Man, Texas is going through a huge heat wave. I don’t know about the rest of America, but we are pretty miserable down here with this crazy weather! But that also means lots of cold treats for afternoon snacks, so the kids don’t complain too much! Even with the horrible Texas heat, we have moved a lot of our activities to outside. The heat and the cold treats led me to a quick, but fun summer science experiment that ties in with a fun beginning reader book!
Introducing Science to Little Learners
Science is probably one of my favorite subjects to teach for little learners. They are so inquisitive about everything. To show something in action keeps their minds working and their questions flowing! When something happens in the middle of the experiment and their eyes get really big, you know you did it right.
I really try to make sure there is plenty of scientific learning going on in my house. Believe me, the thought of getting all the supplies out, the mess, and the clean wears me out. But to see their eyes and their face when something amazing happens is definitely worth it. Here are some tips that I have to remind myself when getting a science experiment out!
Do it together.
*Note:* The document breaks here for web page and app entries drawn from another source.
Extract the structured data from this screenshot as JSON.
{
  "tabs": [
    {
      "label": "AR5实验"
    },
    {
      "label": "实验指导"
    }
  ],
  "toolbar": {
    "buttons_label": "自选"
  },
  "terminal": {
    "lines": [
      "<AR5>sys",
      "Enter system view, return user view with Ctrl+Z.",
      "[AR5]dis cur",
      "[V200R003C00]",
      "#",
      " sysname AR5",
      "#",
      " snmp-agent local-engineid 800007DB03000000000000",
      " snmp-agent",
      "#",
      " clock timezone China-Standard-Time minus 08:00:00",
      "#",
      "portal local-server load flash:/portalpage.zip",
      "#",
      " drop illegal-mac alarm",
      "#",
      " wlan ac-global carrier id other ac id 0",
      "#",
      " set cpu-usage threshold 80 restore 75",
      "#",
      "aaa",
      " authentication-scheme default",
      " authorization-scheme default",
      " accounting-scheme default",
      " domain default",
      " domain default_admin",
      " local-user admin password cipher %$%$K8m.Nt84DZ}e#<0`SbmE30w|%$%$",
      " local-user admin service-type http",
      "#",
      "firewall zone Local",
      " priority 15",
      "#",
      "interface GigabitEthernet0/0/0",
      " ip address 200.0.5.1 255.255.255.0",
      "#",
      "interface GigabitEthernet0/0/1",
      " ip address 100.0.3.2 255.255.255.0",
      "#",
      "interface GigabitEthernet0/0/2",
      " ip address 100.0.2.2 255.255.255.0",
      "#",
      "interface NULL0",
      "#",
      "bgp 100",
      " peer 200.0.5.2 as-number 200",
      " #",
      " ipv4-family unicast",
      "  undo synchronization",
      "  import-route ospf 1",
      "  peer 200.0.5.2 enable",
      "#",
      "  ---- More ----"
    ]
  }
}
Your little one will not learn anything by doing it themselves. Be present. Walk them through the steps. Introduce new supplies and remind them of the safety rules. Ask them questions and help them come up with the answer.
Give time to explore on their own.
Ok. Now you can step back for a moment. Let them explore everything in front of them. New tools and supplies are right there waiting to be used, and your independent learner wants to know all about it. Just make sure that everything they touch is safe!
Let them ask questions.
Yes, you are asked hundreds of questions a day. I get it. Your mind is mush, and you don’t want to answer another single question. But man, you would be surprised the questions that your learners can come up with when they are engaged in learning. And don’t act like you know all the answers. Sit down with your learner and research a question if you don’t know the answer.
Let them get messy.
Yep..I said it. Let them get messy. It’s another mess that will need to be cleaned up, but think about what is going on. Your learner is exploring and learning new things. Learning can’t always be neat, so don’t expect every activity to be tidy and clean! Have your child help you clean. What a great way to introduce a new chore or two!
Cause and Effect-Popsicle Style!
We’ve gone through an insane amount of popsicles in such a short time this summer. Nothing else sounds good when my kids are playing outside. While I was sitting on our porch watching my kids eat their frozen treat, I noticed my daughter’s popsicle dripping on the ground. I quickly remembered a book that I read to her when she was younger. Wemberly’s Ice-Cream Star is a quick read for beginner readers. We read it quite a bit last summer, and I knew I could integrate a quick cause and effect experiment with it.
Sweet Wemberly was sad that she only had one ice cream bar, and she wanted to share it with her stuffed animal, Petal. What’s the next best thing to ice cream? Ice cream soup! During this quick read, you will see how Wemberly takes a problem and solves it in a creative way. She splits her ice cream bar into two bowls of ice cream soup for her little friend.
This can lead to a fun summer science experiment with 3 simple tools: popsicle, bowl and spoon.
And they wait. They wait some more. Then they wait a little longer to see the effect of the hot sun on a cold treat!
After we make our ice cream soup, we discuss the three steps to the process. Have your child talk you through what happened first, next and last. They can also draw a picture to illustrate what they saw. You can grab this FREE printable to go with this experiment by clicking on the download link below!
I’ve got some more fun science activities just for you! Check out the links!
Talk about exciting! Wait til you see your learner’s eyes when you start stacking liquids! They will be amazed, and will learn a new scientific word!
This is an oldie, but goody! We loved watching our butterflies go from a small caterpillar to a beautiful butterfly. Find out where I bought the kit and how I integrated other fun activities with our butterfly study!
Apple units are right around the corner! See how we used apples to explore our scientific thinking during our apple unit.